Kent County Deputy Brian Mercer testified that he received a call from Deputy Kimbrough at approximately 3:00 a.m. on August 25, 2006. Kimbrough asked Mercer to go to the area of Edgerton and Wolven in an attempt to locate a crime scene. Once he got there, he went to a gravel area next to the Rogue River where people sometimes park. He got out on foot and he could see some tire tracks and foot tracks in the parking area. He saw a pair of red women's underwear off to the side. (Id. at 66-67.) He did not touch anything; he simply waiting until Deputy Kimbrough arrived. (Id. at 68.)

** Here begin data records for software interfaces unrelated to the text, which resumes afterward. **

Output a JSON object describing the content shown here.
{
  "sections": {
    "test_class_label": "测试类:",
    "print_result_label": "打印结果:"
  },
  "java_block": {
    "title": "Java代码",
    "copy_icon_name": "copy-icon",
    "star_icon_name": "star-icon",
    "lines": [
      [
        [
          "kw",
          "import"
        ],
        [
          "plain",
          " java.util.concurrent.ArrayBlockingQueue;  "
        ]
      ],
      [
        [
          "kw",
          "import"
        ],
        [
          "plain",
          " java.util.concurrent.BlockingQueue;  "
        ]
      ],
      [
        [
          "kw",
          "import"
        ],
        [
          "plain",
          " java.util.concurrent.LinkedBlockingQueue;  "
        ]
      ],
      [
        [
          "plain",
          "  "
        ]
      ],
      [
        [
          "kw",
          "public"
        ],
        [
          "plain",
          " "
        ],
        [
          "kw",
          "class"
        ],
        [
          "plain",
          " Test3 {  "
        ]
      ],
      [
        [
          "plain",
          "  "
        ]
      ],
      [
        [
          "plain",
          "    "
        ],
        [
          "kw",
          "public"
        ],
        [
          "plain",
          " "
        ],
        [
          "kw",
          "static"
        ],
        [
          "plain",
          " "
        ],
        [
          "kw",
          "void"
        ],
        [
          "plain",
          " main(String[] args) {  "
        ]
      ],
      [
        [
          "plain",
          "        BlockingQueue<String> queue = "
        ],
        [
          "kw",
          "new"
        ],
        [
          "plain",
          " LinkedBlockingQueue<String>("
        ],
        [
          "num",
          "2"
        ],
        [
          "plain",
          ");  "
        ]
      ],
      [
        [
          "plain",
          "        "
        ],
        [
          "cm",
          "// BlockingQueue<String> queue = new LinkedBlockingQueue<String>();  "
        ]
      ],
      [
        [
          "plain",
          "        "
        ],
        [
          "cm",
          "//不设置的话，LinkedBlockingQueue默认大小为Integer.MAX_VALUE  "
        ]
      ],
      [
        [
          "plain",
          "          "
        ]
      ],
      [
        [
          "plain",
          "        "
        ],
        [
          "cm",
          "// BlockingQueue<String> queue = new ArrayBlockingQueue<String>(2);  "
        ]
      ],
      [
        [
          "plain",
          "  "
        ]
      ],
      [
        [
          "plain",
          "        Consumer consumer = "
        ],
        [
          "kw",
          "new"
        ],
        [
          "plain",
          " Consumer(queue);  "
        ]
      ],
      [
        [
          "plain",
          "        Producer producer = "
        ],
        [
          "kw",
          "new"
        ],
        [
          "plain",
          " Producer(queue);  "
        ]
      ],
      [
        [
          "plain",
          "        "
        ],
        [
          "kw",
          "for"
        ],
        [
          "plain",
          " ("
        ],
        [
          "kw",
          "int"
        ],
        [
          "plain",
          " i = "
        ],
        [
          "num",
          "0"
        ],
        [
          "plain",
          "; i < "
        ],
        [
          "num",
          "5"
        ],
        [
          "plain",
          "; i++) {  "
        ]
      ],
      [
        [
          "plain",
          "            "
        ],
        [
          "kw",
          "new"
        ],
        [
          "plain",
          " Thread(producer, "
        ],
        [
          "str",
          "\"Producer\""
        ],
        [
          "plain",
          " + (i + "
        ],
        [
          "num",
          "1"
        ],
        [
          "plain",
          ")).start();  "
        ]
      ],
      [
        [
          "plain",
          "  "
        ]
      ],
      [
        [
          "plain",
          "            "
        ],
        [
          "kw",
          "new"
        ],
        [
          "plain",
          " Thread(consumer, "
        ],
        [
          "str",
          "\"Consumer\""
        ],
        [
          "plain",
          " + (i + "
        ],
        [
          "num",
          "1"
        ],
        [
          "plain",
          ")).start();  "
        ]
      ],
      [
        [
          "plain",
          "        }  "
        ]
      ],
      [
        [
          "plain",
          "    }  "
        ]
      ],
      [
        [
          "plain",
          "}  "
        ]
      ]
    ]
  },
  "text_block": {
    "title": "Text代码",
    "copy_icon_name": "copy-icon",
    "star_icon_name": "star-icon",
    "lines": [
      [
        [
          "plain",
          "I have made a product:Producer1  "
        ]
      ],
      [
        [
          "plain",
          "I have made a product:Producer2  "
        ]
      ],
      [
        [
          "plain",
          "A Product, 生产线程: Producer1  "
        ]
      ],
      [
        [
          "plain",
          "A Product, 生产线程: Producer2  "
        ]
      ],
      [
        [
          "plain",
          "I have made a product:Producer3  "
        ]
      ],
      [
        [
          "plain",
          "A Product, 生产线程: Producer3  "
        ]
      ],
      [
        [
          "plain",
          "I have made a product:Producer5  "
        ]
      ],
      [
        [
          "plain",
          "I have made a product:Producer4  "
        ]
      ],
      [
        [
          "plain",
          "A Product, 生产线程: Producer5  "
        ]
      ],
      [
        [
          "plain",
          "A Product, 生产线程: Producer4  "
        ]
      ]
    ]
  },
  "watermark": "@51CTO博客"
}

During the morning recess, counsel for Petitioner indicated that, although he had advised to the contrary, Petitioner intended to take the stand in his own defense. (Id. at 70.) The court advised Petitioner of his right not to testify, and Petitioner expressed his understanding. (Id. at 70-72.) Petitioner then requested that counsel be withdrawn and that he be given an opportunity to retain a lawyer. (Id. at 72.) Petitioner asserted that he had not been informed of a plea offer, and he expressed his dissatisfaction with counsel's refusal to ask certain questions Petitioner proposed. (Id. at 73-74.) The court denied Petitioner's request to grant a continuance in the middle of a trial so that Petitioner could attempt to retain an attorney, for which he had failed to demonstrate an ability to pay. (Id. at 76.)

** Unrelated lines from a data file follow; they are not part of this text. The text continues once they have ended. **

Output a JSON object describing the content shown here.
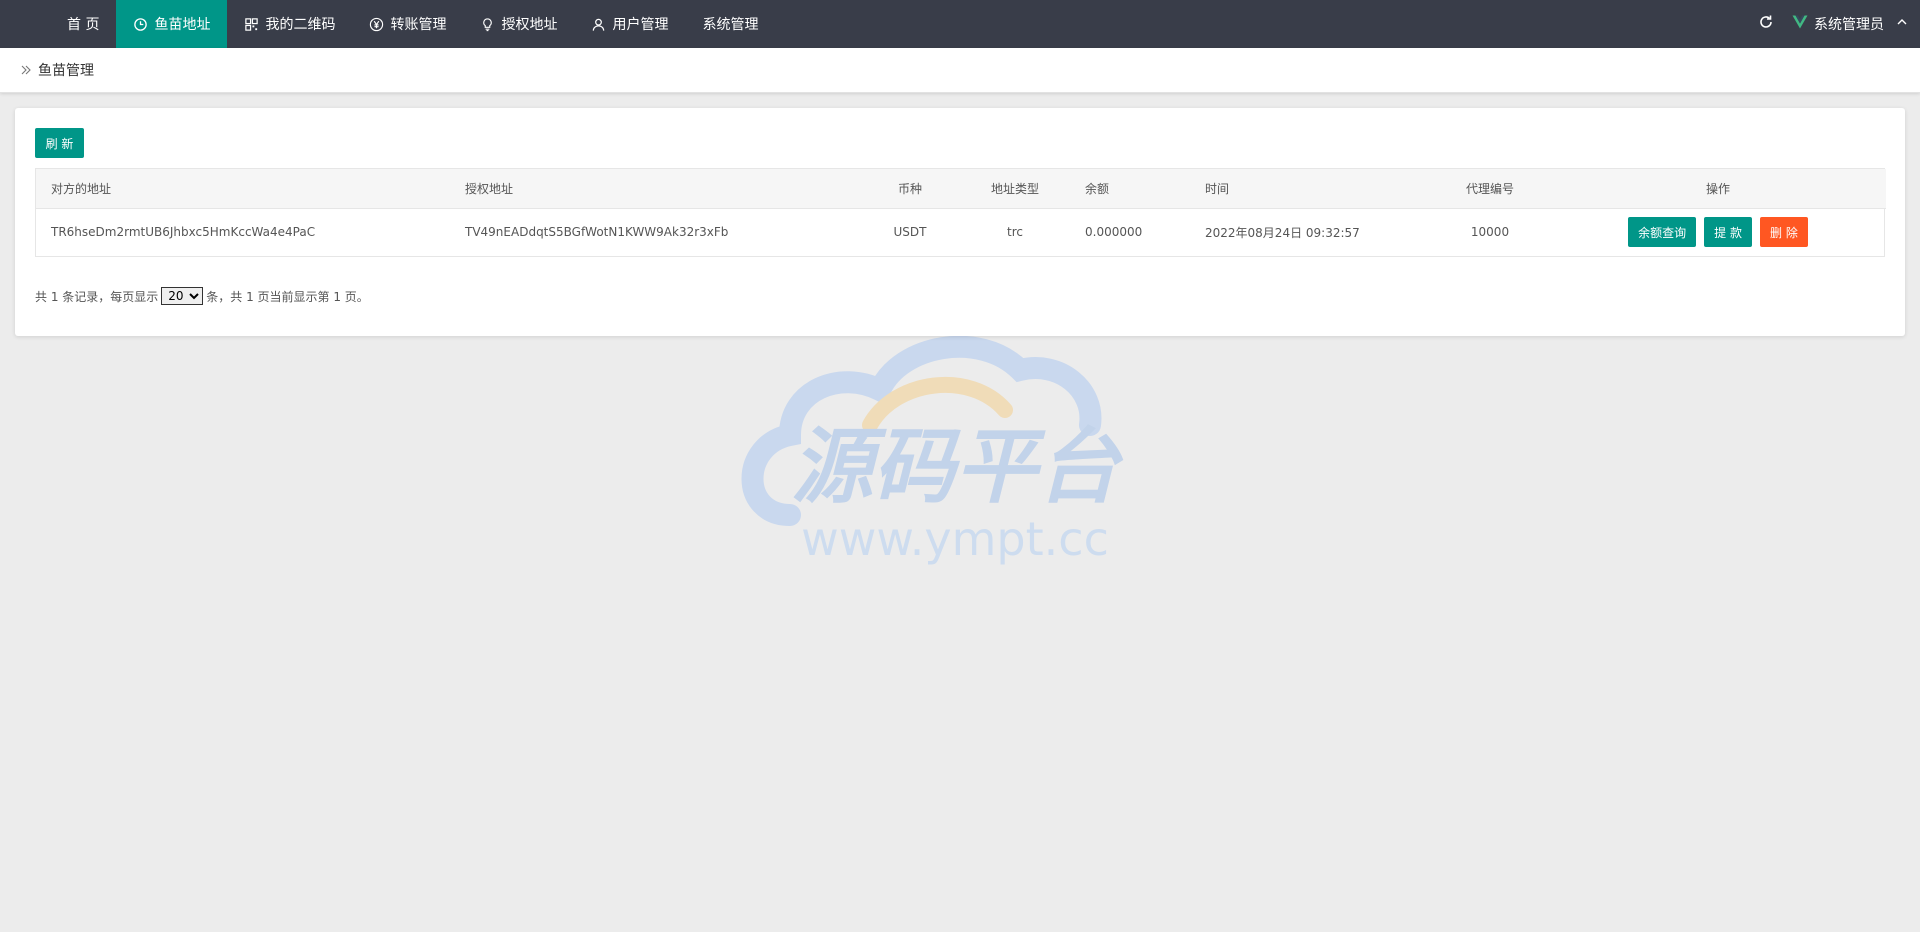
{
  "nav": {
    "items": [
      {
        "label": "首 页",
        "icon": ""
      },
      {
        "label": "鱼苗地址",
        "icon": "clock-icon",
        "active": true
      },
      {
        "label": "我的二维码",
        "icon": "qrcode-icon"
      },
      {
        "label": "转账管理",
        "icon": "yen-icon"
      },
      {
        "label": "授权地址",
        "icon": "lightbulb-icon"
      },
      {
        "label": "用户管理",
        "icon": "user-icon"
      },
      {
        "label": "系统管理",
        "icon": ""
      }
    ],
    "user": "系统管理员"
  },
  "breadcrumb": {
    "current": "鱼苗管理"
  },
  "toolbar": {
    "refresh_label": "刷 新"
  },
  "table": {
    "headers": [
      "对方的地址",
      "授权地址",
      "币种",
      "地址类型",
      "余额",
      "时间",
      "代理编号",
      "操作"
    ],
    "rows": [
      {
        "address": "TR6hseDm2rmtUB6Jhbxc5HmKccWa4e4PaC",
        "auth_address": "TV49nEADdqtS5BGfWotN1KWW9Ak32r3xFb",
        "currency": "USDT",
        "type": "trc",
        "balance": "0.000000",
        "time": "2022年08月24日 09:32:57",
        "agent": "10000",
        "actions": [
          "余额查询",
          "提 款",
          "删 除"
        ]
      }
    ]
  },
  "pager": {
    "prefix": "共 1 条记录，每页显示",
    "page_size": "20",
    "suffix": "条，共 1 页当前显示第 1 页。"
  },
  "colors": {
    "accent": "#009688",
    "danger": "#ff5722",
    "nav_bg": "#393d49"
  },
  "watermark": {
    "title": "源码平台",
    "url": "www.ympt.cc"
  }
}
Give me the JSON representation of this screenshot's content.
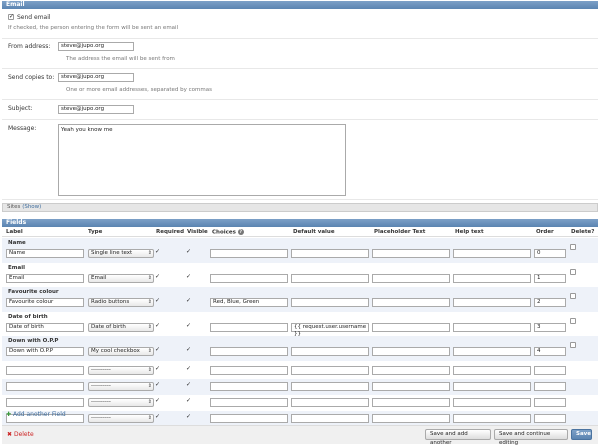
{
  "email_section": {
    "header": "Email",
    "send_email_label": "Send email",
    "send_email_checked": true,
    "send_email_help": "If checked, the person entering the form will be sent an email",
    "from_label": "From address:",
    "from_value": "steve@jupo.org",
    "from_help": "The address the email will be sent from",
    "copies_label": "Send copies to:",
    "copies_value": "steve@jupo.org",
    "copies_help": "One or more email addresses, separated by commas",
    "subject_label": "Subject:",
    "subject_value": "steve@jupo.org",
    "message_label": "Message:",
    "message_value": "Yeah you know me"
  },
  "sites_section": {
    "label": "Sites",
    "toggle": "(Show)"
  },
  "fields_section": {
    "header": "Fields",
    "columns": {
      "label": "Label",
      "type": "Type",
      "required": "Required",
      "visible": "Visible",
      "choices": "Choices",
      "default_value": "Default value",
      "placeholder": "Placeholder Text",
      "help": "Help text",
      "order": "Order",
      "delete": "Delete?"
    },
    "rows": [
      {
        "title": "Name",
        "label": "Name",
        "type": "Single line text",
        "required": true,
        "visible": true,
        "choices": "",
        "default": "",
        "order": "0"
      },
      {
        "title": "Email",
        "label": "Email",
        "type": "Email",
        "required": true,
        "visible": true,
        "choices": "",
        "default": "",
        "order": "1"
      },
      {
        "title": "Favourite colour",
        "label": "Favourite colour",
        "type": "Radio buttons",
        "required": true,
        "visible": true,
        "choices": "Red, Blue, Green",
        "default": "",
        "order": "2"
      },
      {
        "title": "Date of birth",
        "label": "Date of birth",
        "type": "Date of birth",
        "required": true,
        "visible": true,
        "choices": "",
        "default": "{{ request.user.username }}",
        "order": "3"
      },
      {
        "title": "Down with O.P.P",
        "label": "Down with O.P.P",
        "type": "My cool checkbox",
        "required": true,
        "visible": true,
        "choices": "",
        "default": "",
        "order": "4"
      }
    ],
    "empty_rows": [
      {
        "type": "----------",
        "required": true,
        "visible": true
      },
      {
        "type": "----------",
        "required": true,
        "visible": true
      },
      {
        "type": "----------",
        "required": true,
        "visible": true
      },
      {
        "type": "----------",
        "required": true,
        "visible": true
      }
    ],
    "add_another": "Add another Field"
  },
  "footer": {
    "delete": "Delete",
    "save_add": "Save and add another",
    "save_continue": "Save and continue editing",
    "save": "Save"
  },
  "colors": {
    "header": "#5b84b1",
    "group_bg": "#eef2f9",
    "link": "#3c6b9c",
    "delete": "#cc2222"
  }
}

Jennifer Markum, the executive director of Safe Haven Ministries, was qualified as an expert in the field of domestic violence. (Id. at 78, 81.) Markum testified about the types of power and control exercised over victims of domestic violence to ensure that they do what the abuser wants. She indicated that frequently the victim is placed in fear that something is going to happen to her, to her children, or to her family members, if the victim does not do exactly what the abuser asks her to do. (Id. at 84.) Because of this fear and because they do not trust the system, victims often recant their reports of abuse. (Id. at 85.) In addition, the cycle of violence includes several phases: a tension-building phase in which the victim "walk[s] on eggshells"; an explosive episode; followed by a period in which the abuser acts loving, expresses remorse and makes promises that the behavior will not be repeated. (Id.) Most abused women who come to Safe Haven do not hate – in fact frequently love – their abusers. They want to end the abuse, but not necessarily the relationship. (Id. at 85-86.)

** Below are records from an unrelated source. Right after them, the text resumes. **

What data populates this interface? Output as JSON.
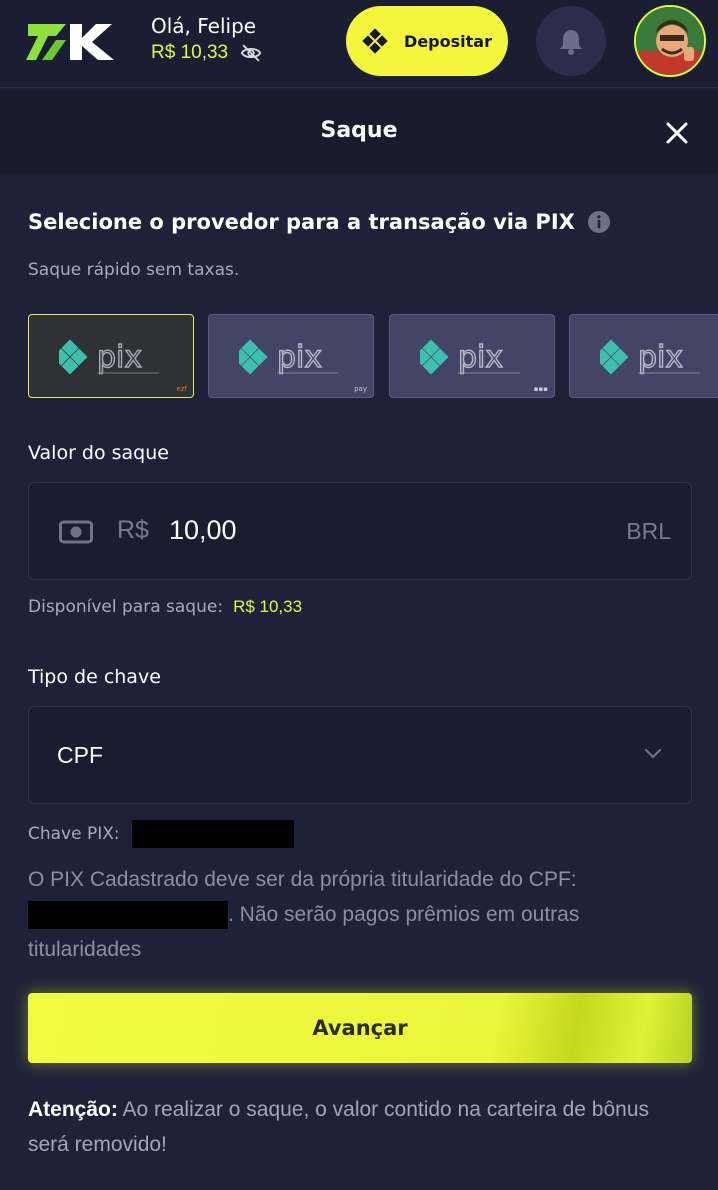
{
  "header": {
    "logo_text": "7K",
    "greeting": "Olá, Felipe",
    "balance": "R$ 10,33",
    "deposit_label": "Depositar"
  },
  "modal": {
    "title": "Saque"
  },
  "provider_section": {
    "title": "Selecione o provedor para a transação via PIX",
    "subtitle": "Saque rápido sem taxas.",
    "providers": [
      {
        "name": "pix",
        "selected": true
      },
      {
        "name": "pix",
        "selected": false
      },
      {
        "name": "pix",
        "selected": false
      },
      {
        "name": "pix",
        "selected": false
      }
    ]
  },
  "amount": {
    "label": "Valor do saque",
    "currency_symbol": "R$",
    "value": "10,00",
    "currency_code": "BRL",
    "available_label": "Disponível para saque:",
    "available_value": "R$ 10,33"
  },
  "key_type": {
    "label": "Tipo de chave",
    "value": "CPF",
    "chave_label": "Chave PIX:"
  },
  "notice": {
    "before": "O PIX Cadastrado deve ser da própria titularidade do CPF:",
    "after": ". Não serão pagos prêmios em outras titularidades"
  },
  "advance_label": "Avançar",
  "warning": {
    "strong": "Atenção:",
    "text": " Ao realizar o saque, o valor contido na carteira de bônus será removido!"
  },
  "colors": {
    "accent": "#d7ff3c",
    "button": "#f3f73c",
    "background": "#1f2138"
  }
}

Kent County Detective Jason Van Dyke testified that he interviewed K. Hawkins at approximately 5:00 p.m. on August 25, 2006, after she had been examined at the YWCA. Van Dyke authorized the taking of photographs of K. Hawkins' injuries. (Id. at 90-91.)
The prosecution rested, and defense counsel advised the court that the defense would present no witnesses. The court recessed for the day. (Id. at 92-93.) After the jury left the courtroom, the parties made a record of the plea offers made by the prosecution and the transmittal of those offers by defense counsel. (Id. at 74.) The prosecutor had initially offered Petitioner the opportunity to plead to one count of third-degree CSC, predicting a sentencing-guideline range of 36 to 60 months. (Id. at 95.) The offer was open until the morning trial began. The prosecutor had indicated a guideline range of 51 to 85 months on the CSC I charge. (Id. at 96.) Petitioner complained that he did not have the guideline information until a few days before trial. (Id.) During the break, Petitioner expressed his willingness to accept the earlier plea offer, but the offer was no longer open after the trial began and the charge of GBH had been added. (Id. at 96-97.)
At the conclusion of trial, on April 26, 2007, the jury found Petitioner guilty of two counts of CSC I and one count of GBH. (Tr. IV, 89-94.) On June 4, 2007, Petitioner was sentenced to a prison term of five to ten years on the GBH conviction and twelve to twenty-five years on each of ...